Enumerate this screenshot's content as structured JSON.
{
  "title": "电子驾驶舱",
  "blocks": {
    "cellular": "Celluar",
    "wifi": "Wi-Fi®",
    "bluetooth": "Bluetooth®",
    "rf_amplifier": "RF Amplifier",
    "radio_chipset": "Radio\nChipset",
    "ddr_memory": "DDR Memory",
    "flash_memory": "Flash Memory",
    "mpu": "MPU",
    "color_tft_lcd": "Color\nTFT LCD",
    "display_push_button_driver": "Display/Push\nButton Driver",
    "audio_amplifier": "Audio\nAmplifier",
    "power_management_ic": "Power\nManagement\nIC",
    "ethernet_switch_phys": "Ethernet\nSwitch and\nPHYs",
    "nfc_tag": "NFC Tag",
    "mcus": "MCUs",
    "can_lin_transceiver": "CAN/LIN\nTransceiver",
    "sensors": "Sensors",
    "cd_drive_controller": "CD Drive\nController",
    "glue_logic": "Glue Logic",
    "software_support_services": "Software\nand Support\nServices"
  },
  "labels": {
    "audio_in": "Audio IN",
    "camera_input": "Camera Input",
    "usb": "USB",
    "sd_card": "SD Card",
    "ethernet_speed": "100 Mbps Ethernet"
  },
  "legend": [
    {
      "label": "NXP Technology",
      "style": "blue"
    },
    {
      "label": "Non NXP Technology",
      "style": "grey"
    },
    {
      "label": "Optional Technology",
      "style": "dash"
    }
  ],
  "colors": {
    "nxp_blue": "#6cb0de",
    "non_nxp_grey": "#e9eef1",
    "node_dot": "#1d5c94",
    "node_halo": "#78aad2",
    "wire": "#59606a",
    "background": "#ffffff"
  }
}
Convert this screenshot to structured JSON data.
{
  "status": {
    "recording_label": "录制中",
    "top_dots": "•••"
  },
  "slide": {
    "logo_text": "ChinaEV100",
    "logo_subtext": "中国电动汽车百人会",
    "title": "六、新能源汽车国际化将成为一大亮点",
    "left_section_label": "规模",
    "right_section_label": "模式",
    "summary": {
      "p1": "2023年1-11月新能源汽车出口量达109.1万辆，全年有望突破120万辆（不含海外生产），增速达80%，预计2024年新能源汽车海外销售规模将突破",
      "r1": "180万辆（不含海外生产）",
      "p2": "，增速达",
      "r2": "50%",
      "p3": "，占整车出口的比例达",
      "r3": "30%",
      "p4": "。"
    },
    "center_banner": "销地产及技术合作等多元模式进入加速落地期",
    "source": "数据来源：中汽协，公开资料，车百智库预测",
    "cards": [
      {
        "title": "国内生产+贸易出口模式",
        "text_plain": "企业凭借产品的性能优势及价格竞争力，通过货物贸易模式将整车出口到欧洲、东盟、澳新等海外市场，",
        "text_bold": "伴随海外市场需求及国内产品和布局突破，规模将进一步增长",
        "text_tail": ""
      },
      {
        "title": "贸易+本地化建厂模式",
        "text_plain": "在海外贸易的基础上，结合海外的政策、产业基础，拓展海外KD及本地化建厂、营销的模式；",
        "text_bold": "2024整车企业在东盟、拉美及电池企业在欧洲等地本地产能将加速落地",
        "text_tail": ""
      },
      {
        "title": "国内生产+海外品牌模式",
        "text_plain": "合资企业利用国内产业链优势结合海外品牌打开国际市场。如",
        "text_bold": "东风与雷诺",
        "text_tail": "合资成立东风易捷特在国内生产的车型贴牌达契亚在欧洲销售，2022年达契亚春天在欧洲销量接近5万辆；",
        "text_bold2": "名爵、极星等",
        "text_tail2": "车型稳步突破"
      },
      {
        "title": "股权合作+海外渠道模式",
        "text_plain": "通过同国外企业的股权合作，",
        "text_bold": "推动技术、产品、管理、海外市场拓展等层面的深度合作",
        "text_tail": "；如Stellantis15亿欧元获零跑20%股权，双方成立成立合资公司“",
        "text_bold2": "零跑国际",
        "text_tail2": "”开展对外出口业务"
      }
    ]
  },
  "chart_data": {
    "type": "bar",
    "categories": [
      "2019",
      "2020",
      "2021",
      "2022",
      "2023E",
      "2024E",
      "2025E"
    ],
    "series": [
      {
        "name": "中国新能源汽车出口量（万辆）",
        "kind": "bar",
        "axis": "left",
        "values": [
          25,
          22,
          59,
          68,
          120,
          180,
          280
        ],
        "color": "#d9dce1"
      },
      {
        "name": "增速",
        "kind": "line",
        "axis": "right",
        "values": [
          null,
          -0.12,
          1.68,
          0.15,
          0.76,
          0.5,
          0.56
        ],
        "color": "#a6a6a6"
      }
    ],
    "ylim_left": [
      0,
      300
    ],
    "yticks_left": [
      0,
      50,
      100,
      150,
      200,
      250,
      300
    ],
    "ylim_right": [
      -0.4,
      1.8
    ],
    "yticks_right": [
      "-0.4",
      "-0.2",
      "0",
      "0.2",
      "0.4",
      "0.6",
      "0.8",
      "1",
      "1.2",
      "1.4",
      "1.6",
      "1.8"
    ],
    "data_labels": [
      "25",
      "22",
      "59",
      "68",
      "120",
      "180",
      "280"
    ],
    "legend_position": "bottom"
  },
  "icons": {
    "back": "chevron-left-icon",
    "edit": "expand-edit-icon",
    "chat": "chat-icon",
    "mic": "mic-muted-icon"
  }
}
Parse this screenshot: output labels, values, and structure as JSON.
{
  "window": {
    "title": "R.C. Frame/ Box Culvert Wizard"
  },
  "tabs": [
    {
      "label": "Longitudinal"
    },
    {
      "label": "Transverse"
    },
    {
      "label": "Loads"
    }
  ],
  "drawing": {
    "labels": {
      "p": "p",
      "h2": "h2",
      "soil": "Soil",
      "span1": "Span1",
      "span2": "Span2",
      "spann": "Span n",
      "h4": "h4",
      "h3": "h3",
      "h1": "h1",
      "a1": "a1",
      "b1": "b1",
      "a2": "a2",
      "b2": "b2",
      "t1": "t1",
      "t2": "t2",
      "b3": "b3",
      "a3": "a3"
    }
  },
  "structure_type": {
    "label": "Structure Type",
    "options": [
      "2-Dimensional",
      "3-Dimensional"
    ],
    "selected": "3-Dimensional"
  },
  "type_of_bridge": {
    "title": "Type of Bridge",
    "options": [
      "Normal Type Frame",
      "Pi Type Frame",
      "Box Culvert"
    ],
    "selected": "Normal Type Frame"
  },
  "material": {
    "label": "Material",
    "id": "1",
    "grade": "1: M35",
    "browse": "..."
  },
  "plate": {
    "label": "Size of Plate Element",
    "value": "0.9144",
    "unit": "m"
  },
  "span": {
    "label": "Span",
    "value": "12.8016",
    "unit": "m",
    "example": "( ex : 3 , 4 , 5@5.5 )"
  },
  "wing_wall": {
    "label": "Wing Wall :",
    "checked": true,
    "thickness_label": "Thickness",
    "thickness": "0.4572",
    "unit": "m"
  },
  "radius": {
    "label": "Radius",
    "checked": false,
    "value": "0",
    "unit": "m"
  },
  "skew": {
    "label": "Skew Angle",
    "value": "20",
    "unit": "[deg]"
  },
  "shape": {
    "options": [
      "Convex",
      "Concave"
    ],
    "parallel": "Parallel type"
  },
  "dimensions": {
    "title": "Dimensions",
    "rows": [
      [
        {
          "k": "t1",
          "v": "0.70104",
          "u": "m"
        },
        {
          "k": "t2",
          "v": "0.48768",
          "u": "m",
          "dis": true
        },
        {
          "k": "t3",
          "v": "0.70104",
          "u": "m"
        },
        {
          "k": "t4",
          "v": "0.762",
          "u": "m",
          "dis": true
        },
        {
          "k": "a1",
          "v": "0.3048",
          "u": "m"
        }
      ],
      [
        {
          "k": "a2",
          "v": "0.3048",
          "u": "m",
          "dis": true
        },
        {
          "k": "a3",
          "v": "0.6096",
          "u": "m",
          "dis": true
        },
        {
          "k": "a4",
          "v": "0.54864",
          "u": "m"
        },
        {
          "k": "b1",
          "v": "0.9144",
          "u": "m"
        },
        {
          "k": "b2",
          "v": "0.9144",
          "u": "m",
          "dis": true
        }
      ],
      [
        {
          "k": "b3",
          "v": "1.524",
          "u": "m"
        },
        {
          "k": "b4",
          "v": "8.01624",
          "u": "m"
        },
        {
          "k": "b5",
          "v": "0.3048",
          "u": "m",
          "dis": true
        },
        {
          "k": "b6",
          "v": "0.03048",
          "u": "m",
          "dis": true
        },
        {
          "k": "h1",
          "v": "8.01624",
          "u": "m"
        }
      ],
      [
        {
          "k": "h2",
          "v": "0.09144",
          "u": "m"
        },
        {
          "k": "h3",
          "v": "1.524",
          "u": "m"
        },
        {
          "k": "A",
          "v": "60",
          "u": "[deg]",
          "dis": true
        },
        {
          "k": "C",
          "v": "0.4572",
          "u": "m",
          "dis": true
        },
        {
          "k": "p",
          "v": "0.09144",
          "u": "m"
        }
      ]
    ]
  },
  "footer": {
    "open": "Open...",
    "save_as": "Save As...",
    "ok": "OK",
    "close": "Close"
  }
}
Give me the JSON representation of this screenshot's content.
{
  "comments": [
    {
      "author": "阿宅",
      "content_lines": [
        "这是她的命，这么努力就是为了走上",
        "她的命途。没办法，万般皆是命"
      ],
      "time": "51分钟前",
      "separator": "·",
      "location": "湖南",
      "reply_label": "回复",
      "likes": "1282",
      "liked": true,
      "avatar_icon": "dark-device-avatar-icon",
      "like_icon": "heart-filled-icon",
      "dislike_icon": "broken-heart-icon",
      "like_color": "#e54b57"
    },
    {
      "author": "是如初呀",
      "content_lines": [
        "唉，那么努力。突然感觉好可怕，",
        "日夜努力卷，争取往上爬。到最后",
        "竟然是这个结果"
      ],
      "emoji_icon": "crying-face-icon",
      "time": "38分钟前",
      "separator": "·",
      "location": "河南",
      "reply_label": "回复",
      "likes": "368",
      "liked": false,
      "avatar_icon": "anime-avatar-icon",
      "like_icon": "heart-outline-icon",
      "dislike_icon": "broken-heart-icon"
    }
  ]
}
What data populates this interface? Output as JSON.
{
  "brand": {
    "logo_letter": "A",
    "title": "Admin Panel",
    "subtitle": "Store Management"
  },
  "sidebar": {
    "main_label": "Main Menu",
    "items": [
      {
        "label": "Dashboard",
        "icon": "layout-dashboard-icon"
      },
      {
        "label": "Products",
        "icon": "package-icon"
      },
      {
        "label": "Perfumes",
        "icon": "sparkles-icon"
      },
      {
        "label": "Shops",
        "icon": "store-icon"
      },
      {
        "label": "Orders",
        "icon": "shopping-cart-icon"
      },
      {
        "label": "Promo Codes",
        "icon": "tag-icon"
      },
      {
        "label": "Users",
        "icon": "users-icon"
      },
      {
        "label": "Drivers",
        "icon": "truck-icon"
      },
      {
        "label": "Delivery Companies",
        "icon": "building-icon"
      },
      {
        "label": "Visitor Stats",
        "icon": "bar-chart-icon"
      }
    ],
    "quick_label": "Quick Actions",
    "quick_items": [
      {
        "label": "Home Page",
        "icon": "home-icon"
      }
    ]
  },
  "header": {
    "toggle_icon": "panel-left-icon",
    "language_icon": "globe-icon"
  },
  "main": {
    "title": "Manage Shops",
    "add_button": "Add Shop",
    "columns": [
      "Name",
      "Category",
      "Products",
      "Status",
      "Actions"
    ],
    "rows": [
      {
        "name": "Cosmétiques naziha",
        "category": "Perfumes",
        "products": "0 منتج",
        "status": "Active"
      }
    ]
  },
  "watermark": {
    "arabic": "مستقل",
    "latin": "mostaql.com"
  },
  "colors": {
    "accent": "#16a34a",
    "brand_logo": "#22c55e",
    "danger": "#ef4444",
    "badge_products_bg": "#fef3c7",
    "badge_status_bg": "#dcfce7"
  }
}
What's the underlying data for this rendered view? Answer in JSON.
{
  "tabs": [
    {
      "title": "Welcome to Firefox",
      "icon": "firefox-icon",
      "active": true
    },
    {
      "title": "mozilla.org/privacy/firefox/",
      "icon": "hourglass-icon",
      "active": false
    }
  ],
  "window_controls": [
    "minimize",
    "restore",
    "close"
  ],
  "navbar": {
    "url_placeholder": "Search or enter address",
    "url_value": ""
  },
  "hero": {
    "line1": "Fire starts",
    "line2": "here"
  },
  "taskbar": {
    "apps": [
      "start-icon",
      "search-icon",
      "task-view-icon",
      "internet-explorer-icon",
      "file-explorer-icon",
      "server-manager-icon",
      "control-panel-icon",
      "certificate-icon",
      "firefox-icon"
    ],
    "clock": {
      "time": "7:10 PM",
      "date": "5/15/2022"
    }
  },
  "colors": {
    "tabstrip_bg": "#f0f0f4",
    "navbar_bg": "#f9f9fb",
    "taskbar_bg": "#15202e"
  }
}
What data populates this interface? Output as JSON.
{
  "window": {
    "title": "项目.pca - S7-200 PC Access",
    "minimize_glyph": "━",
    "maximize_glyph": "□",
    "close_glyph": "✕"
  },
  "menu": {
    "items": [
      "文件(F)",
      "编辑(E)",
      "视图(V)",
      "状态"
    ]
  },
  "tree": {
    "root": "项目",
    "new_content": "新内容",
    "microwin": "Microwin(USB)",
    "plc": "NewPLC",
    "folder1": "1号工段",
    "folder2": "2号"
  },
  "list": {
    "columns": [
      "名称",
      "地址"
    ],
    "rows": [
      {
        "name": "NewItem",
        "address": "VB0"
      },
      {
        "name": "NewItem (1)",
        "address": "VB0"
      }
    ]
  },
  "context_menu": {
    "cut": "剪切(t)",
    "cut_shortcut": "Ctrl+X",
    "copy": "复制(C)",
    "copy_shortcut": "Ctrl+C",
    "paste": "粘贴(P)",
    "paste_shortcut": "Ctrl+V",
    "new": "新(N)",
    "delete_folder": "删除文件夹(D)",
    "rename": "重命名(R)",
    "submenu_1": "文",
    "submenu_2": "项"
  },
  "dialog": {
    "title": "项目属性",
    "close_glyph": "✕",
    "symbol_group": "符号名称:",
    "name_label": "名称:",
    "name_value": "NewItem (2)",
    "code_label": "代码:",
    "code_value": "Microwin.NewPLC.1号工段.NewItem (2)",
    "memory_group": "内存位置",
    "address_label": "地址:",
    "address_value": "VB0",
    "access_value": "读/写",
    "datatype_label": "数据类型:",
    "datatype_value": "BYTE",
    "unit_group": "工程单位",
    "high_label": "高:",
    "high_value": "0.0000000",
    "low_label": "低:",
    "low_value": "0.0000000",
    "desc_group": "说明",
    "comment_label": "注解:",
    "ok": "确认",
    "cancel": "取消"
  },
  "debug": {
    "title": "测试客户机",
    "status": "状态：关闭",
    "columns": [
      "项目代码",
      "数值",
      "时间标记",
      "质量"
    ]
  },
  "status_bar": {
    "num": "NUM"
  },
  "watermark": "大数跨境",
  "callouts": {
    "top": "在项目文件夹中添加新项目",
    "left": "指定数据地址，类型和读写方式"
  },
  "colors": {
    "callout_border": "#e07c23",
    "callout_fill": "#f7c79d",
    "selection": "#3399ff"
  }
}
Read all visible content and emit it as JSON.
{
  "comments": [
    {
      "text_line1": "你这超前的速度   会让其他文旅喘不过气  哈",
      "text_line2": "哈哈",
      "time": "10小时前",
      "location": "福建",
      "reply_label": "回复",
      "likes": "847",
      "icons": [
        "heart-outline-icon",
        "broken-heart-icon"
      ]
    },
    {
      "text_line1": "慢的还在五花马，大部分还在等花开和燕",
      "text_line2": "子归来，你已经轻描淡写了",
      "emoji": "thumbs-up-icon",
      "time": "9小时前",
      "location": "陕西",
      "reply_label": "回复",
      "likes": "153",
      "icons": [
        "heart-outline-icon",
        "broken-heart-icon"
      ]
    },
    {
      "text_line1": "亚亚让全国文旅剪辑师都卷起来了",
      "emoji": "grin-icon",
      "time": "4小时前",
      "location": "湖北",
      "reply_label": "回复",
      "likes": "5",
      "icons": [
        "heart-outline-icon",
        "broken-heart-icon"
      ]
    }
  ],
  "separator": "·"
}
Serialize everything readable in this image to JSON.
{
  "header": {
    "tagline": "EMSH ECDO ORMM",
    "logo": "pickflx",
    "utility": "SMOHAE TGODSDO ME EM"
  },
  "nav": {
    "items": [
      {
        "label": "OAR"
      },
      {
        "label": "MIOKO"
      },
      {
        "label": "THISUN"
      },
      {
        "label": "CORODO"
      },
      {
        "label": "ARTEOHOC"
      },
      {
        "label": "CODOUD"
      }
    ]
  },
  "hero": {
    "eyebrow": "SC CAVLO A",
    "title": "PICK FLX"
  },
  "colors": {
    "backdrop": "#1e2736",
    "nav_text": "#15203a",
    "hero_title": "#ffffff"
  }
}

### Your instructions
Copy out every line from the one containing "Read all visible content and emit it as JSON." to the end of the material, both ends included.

### Result of the exercise
Read all visible content and emit it as JSON.
{
  "comments": [
    {
      "text_line1": "你这超前的速度   会让其他文旅喘不过气  哈",
      "text_line2": "哈哈",
      "time": "10小时前",
      "location": "福建",
      "reply_label": "回复",
      "likes": "847",
      "icons": [
        "heart-outline-icon",
        "broken-heart-icon"
      ]
    },
    {
      "text_line1": "慢的还在五花马，大部分还在等花开和燕",
      "text_line2": "子归来，你已经轻描淡写了",
      "emoji": "thumbs-up-icon",
      "time": "9小时前",
      "location": "陕西",
      "reply_label": "回复",
      "likes": "153",
      "icons": [
        "heart-outline-icon",
        "broken-heart-icon"
      ]
    },
    {
      "text_line1": "亚亚让全国文旅剪辑师都卷起来了",
      "emoji": "grin-icon",
      "time": "4小时前",
      "location": "湖北",
      "reply_label": "回复",
      "likes": "5",
      "icons": [
        "heart-outline-icon",
        "broken-heart-icon"
      ]
    }
  ],
  "separator": "·"
}
Serialize everything readable in this image to JSON.
{
  "header": {
    "tagline": "EMSH ECDO ORMM",
    "logo": "pickflx",
    "utility": "SMOHAE TGODSDO ME EM"
  },
  "nav": {
    "items": [
      {
        "label": "OAR"
      },
      {
        "label": "MIOKO"
      },
      {
        "label": "THISUN"
      },
      {
        "label": "CORODO"
      },
      {
        "label": "ARTEOHOC"
      },
      {
        "label": "CODOUD"
      }
    ]
  },
  "hero": {
    "eyebrow": "SC CAVLO A",
    "title": "PICK FLX"
  },
  "colors": {
    "backdrop": "#1e2736",
    "nav_text": "#15203a",
    "hero_title": "#ffffff"
  }
}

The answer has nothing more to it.